I've spent the last year working on a historic resources survey of the entire municipality. We cataloged more than eighty different structures or sites of historic interest in the community and created inventory forms for each of them, along with original photographs obtained from historical society archives and new photos that we took out in the field. We assembled everything together and created a user-friendly document that also tells the story of the community's history from the time of its founding. We're pretty pleased with how it came out.

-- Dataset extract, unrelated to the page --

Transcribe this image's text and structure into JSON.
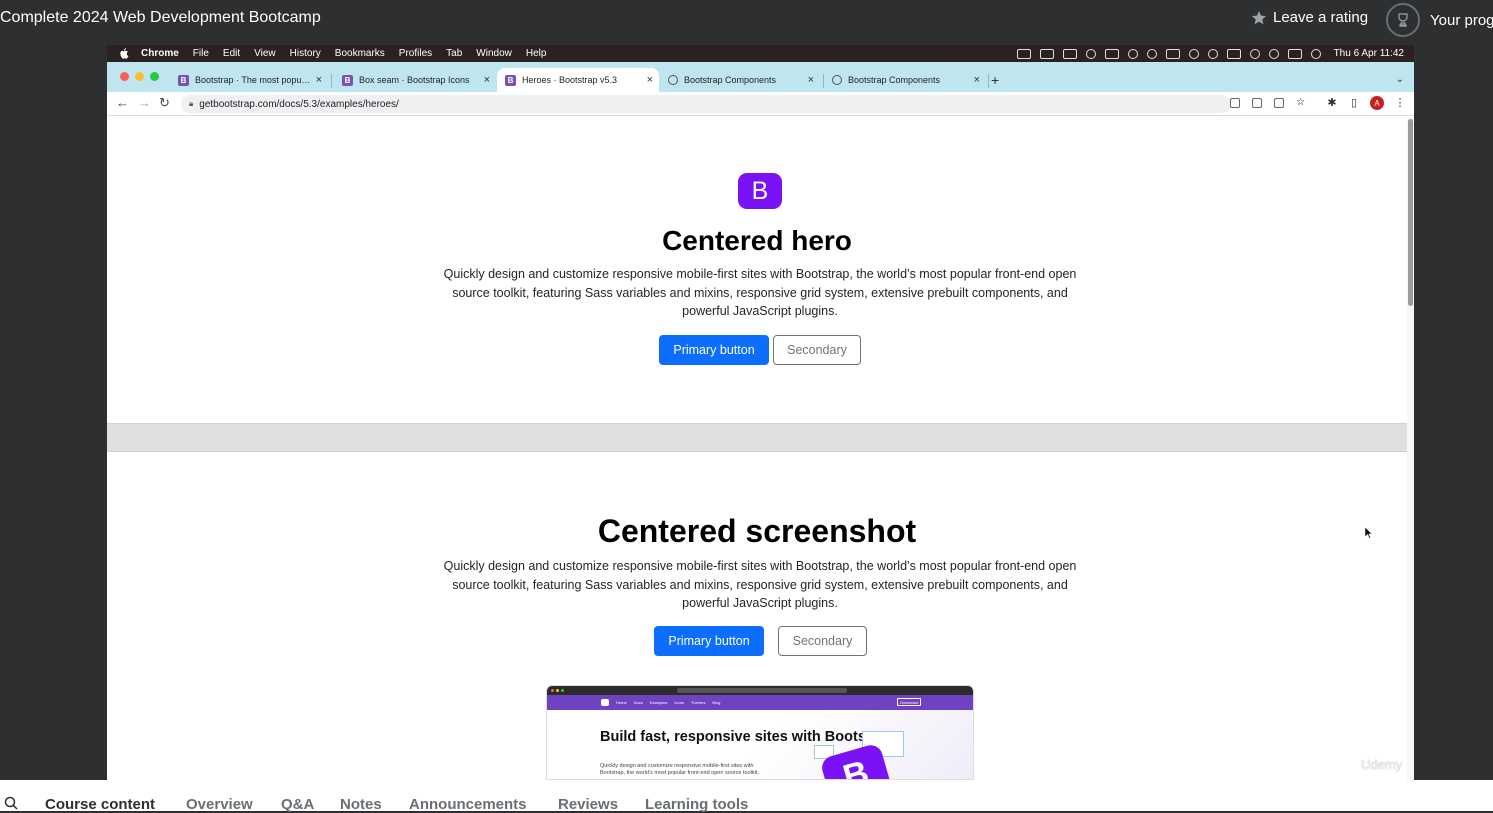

Our department will be presenting the finished first draft of the document to the elected officials next week. They authorized the project a year ago, but as we all know, economic fortunes have continued to decline since then and historic preservation isn't exactly a priority at the moment. When I present this to them, how can I pitch the document as being for something more than historic preservation? The document could certainly serve as the basis for future heritage tourism initiatives - for example, a walking tour of downtown historic structures, or creation of historic brochures or other materials. No doubt there are other angles as well. The core issue is that we don't want to squander the department's capital by portraying the project as something frivolous. Any thoughts on how best to do this? Thanks!